It’s happened to a lot of people – they bring their carry on onto the plane and when they try to put it into the overhead compartment, it doesn’t fit.
So they have to take the walk of shame back to the gate so they can gate check their bag. For others, you have a crabby gate attendant who insists your bag won’t fit in the overhead, even though you know darn well that it will (this one happened to me. And then it happened another time.). Either way, if you have to gate check a bag that you weren’t planning on checking, you run the risk of their breaking your stuff in it that you packed with the idea that YOU were going to handle it, not them (that one happened to me, too. It didn’t end well – I had to vacuum glass shards out of my suitcase).

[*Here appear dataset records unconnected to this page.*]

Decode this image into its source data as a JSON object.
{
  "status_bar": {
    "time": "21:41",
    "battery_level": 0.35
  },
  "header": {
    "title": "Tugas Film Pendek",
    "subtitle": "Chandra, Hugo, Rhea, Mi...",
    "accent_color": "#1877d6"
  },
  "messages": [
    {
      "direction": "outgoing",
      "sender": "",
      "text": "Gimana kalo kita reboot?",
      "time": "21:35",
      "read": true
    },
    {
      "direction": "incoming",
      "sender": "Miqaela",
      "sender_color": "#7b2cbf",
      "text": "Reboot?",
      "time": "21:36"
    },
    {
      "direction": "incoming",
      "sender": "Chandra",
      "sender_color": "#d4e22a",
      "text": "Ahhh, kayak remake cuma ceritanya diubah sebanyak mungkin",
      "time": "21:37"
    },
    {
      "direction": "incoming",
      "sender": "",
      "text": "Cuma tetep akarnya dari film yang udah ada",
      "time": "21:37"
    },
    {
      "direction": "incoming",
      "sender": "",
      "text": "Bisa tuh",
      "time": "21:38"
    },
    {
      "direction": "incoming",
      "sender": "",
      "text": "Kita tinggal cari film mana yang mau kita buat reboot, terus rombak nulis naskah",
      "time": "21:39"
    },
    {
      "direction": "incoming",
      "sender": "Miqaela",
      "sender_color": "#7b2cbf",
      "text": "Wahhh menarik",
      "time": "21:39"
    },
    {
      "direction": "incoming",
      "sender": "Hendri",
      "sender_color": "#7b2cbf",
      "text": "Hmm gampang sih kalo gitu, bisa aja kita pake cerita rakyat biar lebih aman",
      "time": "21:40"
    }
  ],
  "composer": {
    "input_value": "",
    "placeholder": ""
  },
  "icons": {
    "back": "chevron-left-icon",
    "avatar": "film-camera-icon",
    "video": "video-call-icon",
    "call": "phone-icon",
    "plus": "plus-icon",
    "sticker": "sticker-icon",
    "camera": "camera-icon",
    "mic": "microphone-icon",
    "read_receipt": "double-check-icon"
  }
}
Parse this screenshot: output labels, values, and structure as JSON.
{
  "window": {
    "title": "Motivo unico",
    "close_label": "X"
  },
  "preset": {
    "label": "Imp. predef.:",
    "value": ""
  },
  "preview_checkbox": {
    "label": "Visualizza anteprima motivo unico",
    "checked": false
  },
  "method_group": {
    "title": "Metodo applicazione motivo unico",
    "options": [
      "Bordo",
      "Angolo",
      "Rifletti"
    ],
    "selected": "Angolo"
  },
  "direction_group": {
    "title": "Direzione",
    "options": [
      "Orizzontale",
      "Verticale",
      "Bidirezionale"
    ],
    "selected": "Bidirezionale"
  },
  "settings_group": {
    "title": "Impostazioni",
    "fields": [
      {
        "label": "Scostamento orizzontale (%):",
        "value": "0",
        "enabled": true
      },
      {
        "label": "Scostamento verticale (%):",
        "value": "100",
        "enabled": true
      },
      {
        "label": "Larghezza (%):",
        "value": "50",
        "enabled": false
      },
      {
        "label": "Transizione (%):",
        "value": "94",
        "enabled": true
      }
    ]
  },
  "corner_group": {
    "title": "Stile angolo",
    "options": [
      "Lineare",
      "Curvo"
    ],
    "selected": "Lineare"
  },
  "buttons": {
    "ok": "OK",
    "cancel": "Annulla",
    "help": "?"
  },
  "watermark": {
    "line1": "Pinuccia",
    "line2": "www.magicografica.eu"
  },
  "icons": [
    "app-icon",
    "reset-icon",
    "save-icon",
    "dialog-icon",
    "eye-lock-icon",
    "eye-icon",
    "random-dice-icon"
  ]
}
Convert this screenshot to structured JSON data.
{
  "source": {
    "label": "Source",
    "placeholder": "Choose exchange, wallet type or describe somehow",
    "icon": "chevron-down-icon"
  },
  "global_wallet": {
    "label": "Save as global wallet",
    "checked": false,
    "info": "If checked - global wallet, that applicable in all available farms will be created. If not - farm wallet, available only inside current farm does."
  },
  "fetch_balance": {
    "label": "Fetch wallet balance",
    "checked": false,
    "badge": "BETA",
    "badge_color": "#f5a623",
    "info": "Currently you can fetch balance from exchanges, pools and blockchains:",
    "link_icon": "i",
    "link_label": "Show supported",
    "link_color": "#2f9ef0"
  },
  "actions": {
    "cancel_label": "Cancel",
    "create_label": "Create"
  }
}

But travel search engine KAYAK may have invented the solution for this problem, utilizing augmented reality (AR), with an app that measures your bag before you board, which can then be compared to the exact size requirements of your plane. Take a look at how it works:
Size matters. Especially when you’re dealing with something as important as the dimensions of your carry on bag. With passengers not wanting to check luggage because of cost and the possibility the airlines will lose their stuff, people are trying to bring as much as they can with them on the plane. Because of this, airlines are getting stricter about the size and number of items you can bring with you. It’s now crucial to have a bag that’ll fit in the airline’s sizing device. Here’s a link showing the current size bags allowed on many airlines. Now that airlines are looking for any way possible to get more money from you, collecting fees to gate check a bag that’s “too big” for the overhead bins is easy money. We’ve even come across gate agents who claimed our bags were too large, when they most certainly were not. See, it fits just fine.
You’ll see many websites telling you which bags are “carry-on approved” or “fits in overhead bin” Don’t believe them. I’ll share with you a story of how Sharon and I learned the hard way that 22 inches doesn’t necessarily mean EXACTLY 22 inches. Continue reading “A Few Inches Makes All The Difference (When It Comes To Bag Size)”
Preparing for an airplane trip can be stressful. There are so many rules to follow when packing and now you’ve waited until the last minute and are scrambling around gathering clothes, electronic gadgets, tickets and whatever else you want to bring with you. To help keep me organized, I have a Microsoft Word document called “Packing List” that I print before my trips longer than a weekend (Sharon still laughs at me for doing this). (Note from Sharon – Well, yeah! I can’t believe that for as often as we travel, you still need a flippin’ list?!?!?! LOLOL!) The first page is mostly clothes and things I’ll tend to forget like an umbrella and backpack. The second page is toiletries and medications. The last page is my final checklist for things I absolutely can’t forget. The final three items on that list are:
When Joe went on his (very first) business trip a while back, I decided to surprise him and show up at his hotel the day after he arrived. My goals were (A) to do it as cheaply as possible and (B) for him to be surprised and not find out ahead of time (which, under our circumstances, was not a simple task). I’m happy to say that both goals were accomplished ;-).
You can read about my entire planning process and how it all went if you’d like (I must say it was, to date, the best surprise I ever pulled off). But this post is moreso about the luggage I used during the trip.